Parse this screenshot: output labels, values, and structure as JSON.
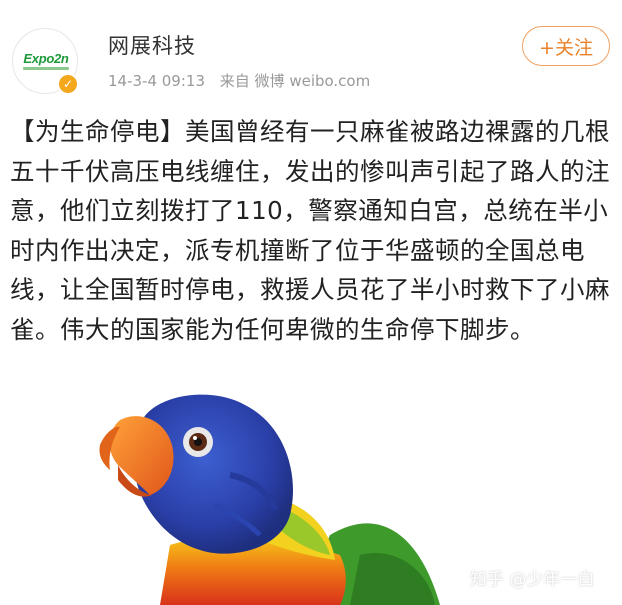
{
  "account": {
    "name": "网展科技",
    "avatar_logo_text": "Expo2n",
    "avatar_icon": "expoon-logo",
    "verified_icon": "verified-badge-icon"
  },
  "meta": {
    "timestamp": "14-3-4 09:13",
    "source": "来自 微博 weibo.com"
  },
  "follow_button": {
    "label": "+关注"
  },
  "post": {
    "text": "【为生命停电】美国曾经有一只麻雀被路边裸露的几根五十千伏高压电线缠住，发出的惨叫声引起了路人的注意，他们立刻拨打了110，警察通知白宫，总统在半小时内作出决定，派专机撞断了位于华盛顿的全国总电线，让全国暂时停电，救援人员花了半小时救下了小麻雀。伟大的国家能为任何卑微的生命停下脚步。"
  },
  "image": {
    "subject": "rainbow lorikeet parrot"
  },
  "watermark": {
    "text": "知乎 @少年一白"
  },
  "colors": {
    "follow_accent": "#e8822c",
    "verified": "#f4a81d",
    "meta_gray": "#999999",
    "text": "#222222"
  }
}
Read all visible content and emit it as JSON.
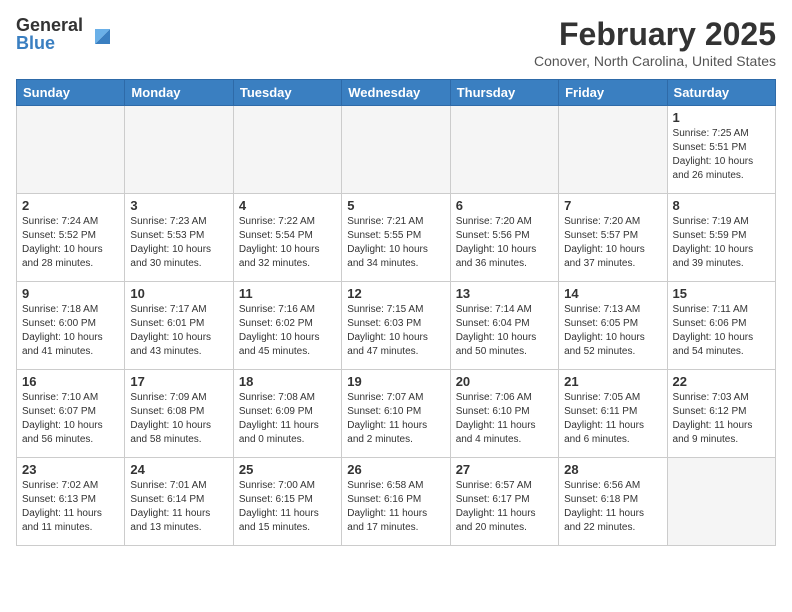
{
  "header": {
    "logo_general": "General",
    "logo_blue": "Blue",
    "month_title": "February 2025",
    "location": "Conover, North Carolina, United States"
  },
  "calendar": {
    "days_of_week": [
      "Sunday",
      "Monday",
      "Tuesday",
      "Wednesday",
      "Thursday",
      "Friday",
      "Saturday"
    ],
    "weeks": [
      [
        {
          "day": "",
          "info": ""
        },
        {
          "day": "",
          "info": ""
        },
        {
          "day": "",
          "info": ""
        },
        {
          "day": "",
          "info": ""
        },
        {
          "day": "",
          "info": ""
        },
        {
          "day": "",
          "info": ""
        },
        {
          "day": "1",
          "info": "Sunrise: 7:25 AM\nSunset: 5:51 PM\nDaylight: 10 hours and 26 minutes."
        }
      ],
      [
        {
          "day": "2",
          "info": "Sunrise: 7:24 AM\nSunset: 5:52 PM\nDaylight: 10 hours and 28 minutes."
        },
        {
          "day": "3",
          "info": "Sunrise: 7:23 AM\nSunset: 5:53 PM\nDaylight: 10 hours and 30 minutes."
        },
        {
          "day": "4",
          "info": "Sunrise: 7:22 AM\nSunset: 5:54 PM\nDaylight: 10 hours and 32 minutes."
        },
        {
          "day": "5",
          "info": "Sunrise: 7:21 AM\nSunset: 5:55 PM\nDaylight: 10 hours and 34 minutes."
        },
        {
          "day": "6",
          "info": "Sunrise: 7:20 AM\nSunset: 5:56 PM\nDaylight: 10 hours and 36 minutes."
        },
        {
          "day": "7",
          "info": "Sunrise: 7:20 AM\nSunset: 5:57 PM\nDaylight: 10 hours and 37 minutes."
        },
        {
          "day": "8",
          "info": "Sunrise: 7:19 AM\nSunset: 5:59 PM\nDaylight: 10 hours and 39 minutes."
        }
      ],
      [
        {
          "day": "9",
          "info": "Sunrise: 7:18 AM\nSunset: 6:00 PM\nDaylight: 10 hours and 41 minutes."
        },
        {
          "day": "10",
          "info": "Sunrise: 7:17 AM\nSunset: 6:01 PM\nDaylight: 10 hours and 43 minutes."
        },
        {
          "day": "11",
          "info": "Sunrise: 7:16 AM\nSunset: 6:02 PM\nDaylight: 10 hours and 45 minutes."
        },
        {
          "day": "12",
          "info": "Sunrise: 7:15 AM\nSunset: 6:03 PM\nDaylight: 10 hours and 47 minutes."
        },
        {
          "day": "13",
          "info": "Sunrise: 7:14 AM\nSunset: 6:04 PM\nDaylight: 10 hours and 50 minutes."
        },
        {
          "day": "14",
          "info": "Sunrise: 7:13 AM\nSunset: 6:05 PM\nDaylight: 10 hours and 52 minutes."
        },
        {
          "day": "15",
          "info": "Sunrise: 7:11 AM\nSunset: 6:06 PM\nDaylight: 10 hours and 54 minutes."
        }
      ],
      [
        {
          "day": "16",
          "info": "Sunrise: 7:10 AM\nSunset: 6:07 PM\nDaylight: 10 hours and 56 minutes."
        },
        {
          "day": "17",
          "info": "Sunrise: 7:09 AM\nSunset: 6:08 PM\nDaylight: 10 hours and 58 minutes."
        },
        {
          "day": "18",
          "info": "Sunrise: 7:08 AM\nSunset: 6:09 PM\nDaylight: 11 hours and 0 minutes."
        },
        {
          "day": "19",
          "info": "Sunrise: 7:07 AM\nSunset: 6:10 PM\nDaylight: 11 hours and 2 minutes."
        },
        {
          "day": "20",
          "info": "Sunrise: 7:06 AM\nSunset: 6:10 PM\nDaylight: 11 hours and 4 minutes."
        },
        {
          "day": "21",
          "info": "Sunrise: 7:05 AM\nSunset: 6:11 PM\nDaylight: 11 hours and 6 minutes."
        },
        {
          "day": "22",
          "info": "Sunrise: 7:03 AM\nSunset: 6:12 PM\nDaylight: 11 hours and 9 minutes."
        }
      ],
      [
        {
          "day": "23",
          "info": "Sunrise: 7:02 AM\nSunset: 6:13 PM\nDaylight: 11 hours and 11 minutes."
        },
        {
          "day": "24",
          "info": "Sunrise: 7:01 AM\nSunset: 6:14 PM\nDaylight: 11 hours and 13 minutes."
        },
        {
          "day": "25",
          "info": "Sunrise: 7:00 AM\nSunset: 6:15 PM\nDaylight: 11 hours and 15 minutes."
        },
        {
          "day": "26",
          "info": "Sunrise: 6:58 AM\nSunset: 6:16 PM\nDaylight: 11 hours and 17 minutes."
        },
        {
          "day": "27",
          "info": "Sunrise: 6:57 AM\nSunset: 6:17 PM\nDaylight: 11 hours and 20 minutes."
        },
        {
          "day": "28",
          "info": "Sunrise: 6:56 AM\nSunset: 6:18 PM\nDaylight: 11 hours and 22 minutes."
        },
        {
          "day": "",
          "info": ""
        }
      ]
    ]
  }
}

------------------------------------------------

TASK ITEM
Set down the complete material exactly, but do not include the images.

OUTPUT FOR THIS TASK
Parse this screenshot: output labels, values, and structure as JSON.
{
  "account": {
    "name": "网展科技",
    "avatar_logo_text": "Expo2n",
    "avatar_icon": "expoon-logo",
    "verified_icon": "verified-badge-icon"
  },
  "meta": {
    "timestamp": "14-3-4 09:13",
    "source": "来自 微博 weibo.com"
  },
  "follow_button": {
    "label": "+关注"
  },
  "post": {
    "text": "【为生命停电】美国曾经有一只麻雀被路边裸露的几根五十千伏高压电线缠住，发出的惨叫声引起了路人的注意，他们立刻拨打了110，警察通知白宫，总统在半小时内作出决定，派专机撞断了位于华盛顿的全国总电线，让全国暂时停电，救援人员花了半小时救下了小麻雀。伟大的国家能为任何卑微的生命停下脚步。"
  },
  "image": {
    "subject": "rainbow lorikeet parrot"
  },
  "watermark": {
    "text": "知乎 @少年一白"
  },
  "colors": {
    "follow_accent": "#e8822c",
    "verified": "#f4a81d",
    "meta_gray": "#999999",
    "text": "#222222"
  }
}
Read all visible content and emit it as JSON.
{
  "header": {
    "logo_general": "General",
    "logo_blue": "Blue",
    "month_title": "February 2025",
    "location": "Conover, North Carolina, United States"
  },
  "calendar": {
    "days_of_week": [
      "Sunday",
      "Monday",
      "Tuesday",
      "Wednesday",
      "Thursday",
      "Friday",
      "Saturday"
    ],
    "weeks": [
      [
        {
          "day": "",
          "info": ""
        },
        {
          "day": "",
          "info": ""
        },
        {
          "day": "",
          "info": ""
        },
        {
          "day": "",
          "info": ""
        },
        {
          "day": "",
          "info": ""
        },
        {
          "day": "",
          "info": ""
        },
        {
          "day": "1",
          "info": "Sunrise: 7:25 AM\nSunset: 5:51 PM\nDaylight: 10 hours and 26 minutes."
        }
      ],
      [
        {
          "day": "2",
          "info": "Sunrise: 7:24 AM\nSunset: 5:52 PM\nDaylight: 10 hours and 28 minutes."
        },
        {
          "day": "3",
          "info": "Sunrise: 7:23 AM\nSunset: 5:53 PM\nDaylight: 10 hours and 30 minutes."
        },
        {
          "day": "4",
          "info": "Sunrise: 7:22 AM\nSunset: 5:54 PM\nDaylight: 10 hours and 32 minutes."
        },
        {
          "day": "5",
          "info": "Sunrise: 7:21 AM\nSunset: 5:55 PM\nDaylight: 10 hours and 34 minutes."
        },
        {
          "day": "6",
          "info": "Sunrise: 7:20 AM\nSunset: 5:56 PM\nDaylight: 10 hours and 36 minutes."
        },
        {
          "day": "7",
          "info": "Sunrise: 7:20 AM\nSunset: 5:57 PM\nDaylight: 10 hours and 37 minutes."
        },
        {
          "day": "8",
          "info": "Sunrise: 7:19 AM\nSunset: 5:59 PM\nDaylight: 10 hours and 39 minutes."
        }
      ],
      [
        {
          "day": "9",
          "info": "Sunrise: 7:18 AM\nSunset: 6:00 PM\nDaylight: 10 hours and 41 minutes."
        },
        {
          "day": "10",
          "info": "Sunrise: 7:17 AM\nSunset: 6:01 PM\nDaylight: 10 hours and 43 minutes."
        },
        {
          "day": "11",
          "info": "Sunrise: 7:16 AM\nSunset: 6:02 PM\nDaylight: 10 hours and 45 minutes."
        },
        {
          "day": "12",
          "info": "Sunrise: 7:15 AM\nSunset: 6:03 PM\nDaylight: 10 hours and 47 minutes."
        },
        {
          "day": "13",
          "info": "Sunrise: 7:14 AM\nSunset: 6:04 PM\nDaylight: 10 hours and 50 minutes."
        },
        {
          "day": "14",
          "info": "Sunrise: 7:13 AM\nSunset: 6:05 PM\nDaylight: 10 hours and 52 minutes."
        },
        {
          "day": "15",
          "info": "Sunrise: 7:11 AM\nSunset: 6:06 PM\nDaylight: 10 hours and 54 minutes."
        }
      ],
      [
        {
          "day": "16",
          "info": "Sunrise: 7:10 AM\nSunset: 6:07 PM\nDaylight: 10 hours and 56 minutes."
        },
        {
          "day": "17",
          "info": "Sunrise: 7:09 AM\nSunset: 6:08 PM\nDaylight: 10 hours and 58 minutes."
        },
        {
          "day": "18",
          "info": "Sunrise: 7:08 AM\nSunset: 6:09 PM\nDaylight: 11 hours and 0 minutes."
        },
        {
          "day": "19",
          "info": "Sunrise: 7:07 AM\nSunset: 6:10 PM\nDaylight: 11 hours and 2 minutes."
        },
        {
          "day": "20",
          "info": "Sunrise: 7:06 AM\nSunset: 6:10 PM\nDaylight: 11 hours and 4 minutes."
        },
        {
          "day": "21",
          "info": "Sunrise: 7:05 AM\nSunset: 6:11 PM\nDaylight: 11 hours and 6 minutes."
        },
        {
          "day": "22",
          "info": "Sunrise: 7:03 AM\nSunset: 6:12 PM\nDaylight: 11 hours and 9 minutes."
        }
      ],
      [
        {
          "day": "23",
          "info": "Sunrise: 7:02 AM\nSunset: 6:13 PM\nDaylight: 11 hours and 11 minutes."
        },
        {
          "day": "24",
          "info": "Sunrise: 7:01 AM\nSunset: 6:14 PM\nDaylight: 11 hours and 13 minutes."
        },
        {
          "day": "25",
          "info": "Sunrise: 7:00 AM\nSunset: 6:15 PM\nDaylight: 11 hours and 15 minutes."
        },
        {
          "day": "26",
          "info": "Sunrise: 6:58 AM\nSunset: 6:16 PM\nDaylight: 11 hours and 17 minutes."
        },
        {
          "day": "27",
          "info": "Sunrise: 6:57 AM\nSunset: 6:17 PM\nDaylight: 11 hours and 20 minutes."
        },
        {
          "day": "28",
          "info": "Sunrise: 6:56 AM\nSunset: 6:18 PM\nDaylight: 11 hours and 22 minutes."
        },
        {
          "day": "",
          "info": ""
        }
      ]
    ]
  }
}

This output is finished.